What the task requires: What is asked for is the whole listing, given again word for word.
**** Study material
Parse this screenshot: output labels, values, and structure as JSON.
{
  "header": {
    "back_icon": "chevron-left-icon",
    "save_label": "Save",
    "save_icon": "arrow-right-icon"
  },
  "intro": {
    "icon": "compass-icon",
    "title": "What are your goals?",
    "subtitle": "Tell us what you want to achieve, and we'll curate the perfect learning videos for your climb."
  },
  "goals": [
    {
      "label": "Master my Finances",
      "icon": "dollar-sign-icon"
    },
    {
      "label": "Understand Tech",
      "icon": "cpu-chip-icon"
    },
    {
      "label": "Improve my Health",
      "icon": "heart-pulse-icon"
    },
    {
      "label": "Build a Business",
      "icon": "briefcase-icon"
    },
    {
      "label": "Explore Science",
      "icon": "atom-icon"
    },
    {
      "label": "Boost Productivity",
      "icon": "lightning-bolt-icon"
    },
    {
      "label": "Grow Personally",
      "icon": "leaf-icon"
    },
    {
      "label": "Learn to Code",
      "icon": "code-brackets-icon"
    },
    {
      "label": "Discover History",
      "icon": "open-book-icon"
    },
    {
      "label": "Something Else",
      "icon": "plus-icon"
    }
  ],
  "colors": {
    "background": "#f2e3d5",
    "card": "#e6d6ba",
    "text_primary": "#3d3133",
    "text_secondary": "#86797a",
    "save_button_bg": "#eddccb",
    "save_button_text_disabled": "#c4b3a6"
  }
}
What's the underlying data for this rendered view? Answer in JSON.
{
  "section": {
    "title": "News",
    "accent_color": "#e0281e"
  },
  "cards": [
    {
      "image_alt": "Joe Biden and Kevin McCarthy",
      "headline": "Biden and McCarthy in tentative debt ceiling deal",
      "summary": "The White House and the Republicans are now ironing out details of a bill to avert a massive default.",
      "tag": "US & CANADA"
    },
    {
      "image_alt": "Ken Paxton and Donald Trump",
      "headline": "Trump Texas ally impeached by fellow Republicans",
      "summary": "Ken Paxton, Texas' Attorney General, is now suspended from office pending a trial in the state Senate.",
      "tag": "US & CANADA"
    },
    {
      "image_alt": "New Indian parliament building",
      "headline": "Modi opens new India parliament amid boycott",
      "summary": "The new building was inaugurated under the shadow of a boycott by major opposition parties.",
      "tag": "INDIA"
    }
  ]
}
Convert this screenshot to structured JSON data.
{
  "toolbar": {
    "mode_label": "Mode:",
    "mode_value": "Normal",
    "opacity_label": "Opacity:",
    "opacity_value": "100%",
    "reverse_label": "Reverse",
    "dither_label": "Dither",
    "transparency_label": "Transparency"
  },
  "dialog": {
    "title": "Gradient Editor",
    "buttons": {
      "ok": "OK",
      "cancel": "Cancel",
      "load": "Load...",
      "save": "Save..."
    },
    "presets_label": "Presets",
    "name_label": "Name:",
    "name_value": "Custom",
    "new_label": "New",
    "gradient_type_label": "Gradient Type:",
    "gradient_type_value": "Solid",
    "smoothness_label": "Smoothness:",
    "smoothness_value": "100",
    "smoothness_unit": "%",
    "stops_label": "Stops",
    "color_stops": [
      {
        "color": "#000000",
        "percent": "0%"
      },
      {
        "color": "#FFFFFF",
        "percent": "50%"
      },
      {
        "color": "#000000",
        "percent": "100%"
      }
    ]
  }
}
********
Written solution:
Parse this screenshot: output labels, values, and structure as JSON.
{
  "header": {
    "back_icon": "chevron-left-icon",
    "save_label": "Save",
    "save_icon": "arrow-right-icon"
  },
  "intro": {
    "icon": "compass-icon",
    "title": "What are your goals?",
    "subtitle": "Tell us what you want to achieve, and we'll curate the perfect learning videos for your climb."
  },
  "goals": [
    {
      "label": "Master my Finances",
      "icon": "dollar-sign-icon"
    },
    {
      "label": "Understand Tech",
      "icon": "cpu-chip-icon"
    },
    {
      "label": "Improve my Health",
      "icon": "heart-pulse-icon"
    },
    {
      "label": "Build a Business",
      "icon": "briefcase-icon"
    },
    {
      "label": "Explore Science",
      "icon": "atom-icon"
    },
    {
      "label": "Boost Productivity",
      "icon": "lightning-bolt-icon"
    },
    {
      "label": "Grow Personally",
      "icon": "leaf-icon"
    },
    {
      "label": "Learn to Code",
      "icon": "code-brackets-icon"
    },
    {
      "label": "Discover History",
      "icon": "open-book-icon"
    },
    {
      "label": "Something Else",
      "icon": "plus-icon"
    }
  ],
  "colors": {
    "background": "#f2e3d5",
    "card": "#e6d6ba",
    "text_primary": "#3d3133",
    "text_secondary": "#86797a",
    "save_button_bg": "#eddccb",
    "save_button_text_disabled": "#c4b3a6"
  }
}
What's the underlying data for this rendered view? Answer in JSON.
{
  "section": {
    "title": "News",
    "accent_color": "#e0281e"
  },
  "cards": [
    {
      "image_alt": "Joe Biden and Kevin McCarthy",
      "headline": "Biden and McCarthy in tentative debt ceiling deal",
      "summary": "The White House and the Republicans are now ironing out details of a bill to avert a massive default.",
      "tag": "US & CANADA"
    },
    {
      "image_alt": "Ken Paxton and Donald Trump",
      "headline": "Trump Texas ally impeached by fellow Republicans",
      "summary": "Ken Paxton, Texas' Attorney General, is now suspended from office pending a trial in the state Senate.",
      "tag": "US & CANADA"
    },
    {
      "image_alt": "New Indian parliament building",
      "headline": "Modi opens new India parliament amid boycott",
      "summary": "The new building was inaugurated under the shadow of a boycott by major opposition parties.",
      "tag": "INDIA"
    }
  ]
}
Convert this screenshot to structured JSON data.
{
  "toolbar": {
    "mode_label": "Mode:",
    "mode_value": "Normal",
    "opacity_label": "Opacity:",
    "opacity_value": "100%",
    "reverse_label": "Reverse",
    "dither_label": "Dither",
    "transparency_label": "Transparency"
  },
  "dialog": {
    "title": "Gradient Editor",
    "buttons": {
      "ok": "OK",
      "cancel": "Cancel",
      "load": "Load...",
      "save": "Save..."
    },
    "presets_label": "Presets",
    "name_label": "Name:",
    "name_value": "Custom",
    "new_label": "New",
    "gradient_type_label": "Gradient Type:",
    "gradient_type_value": "Solid",
    "smoothness_label": "Smoothness:",
    "smoothness_value": "100",
    "smoothness_unit": "%",
    "stops_label": "Stops",
    "color_stops": [
      {
        "color": "#000000",
        "percent": "0%"
      },
      {
        "color": "#FFFFFF",
        "percent": "50%"
      },
      {
        "color": "#000000",
        "percent": "100%"
      }
    ]
  }
}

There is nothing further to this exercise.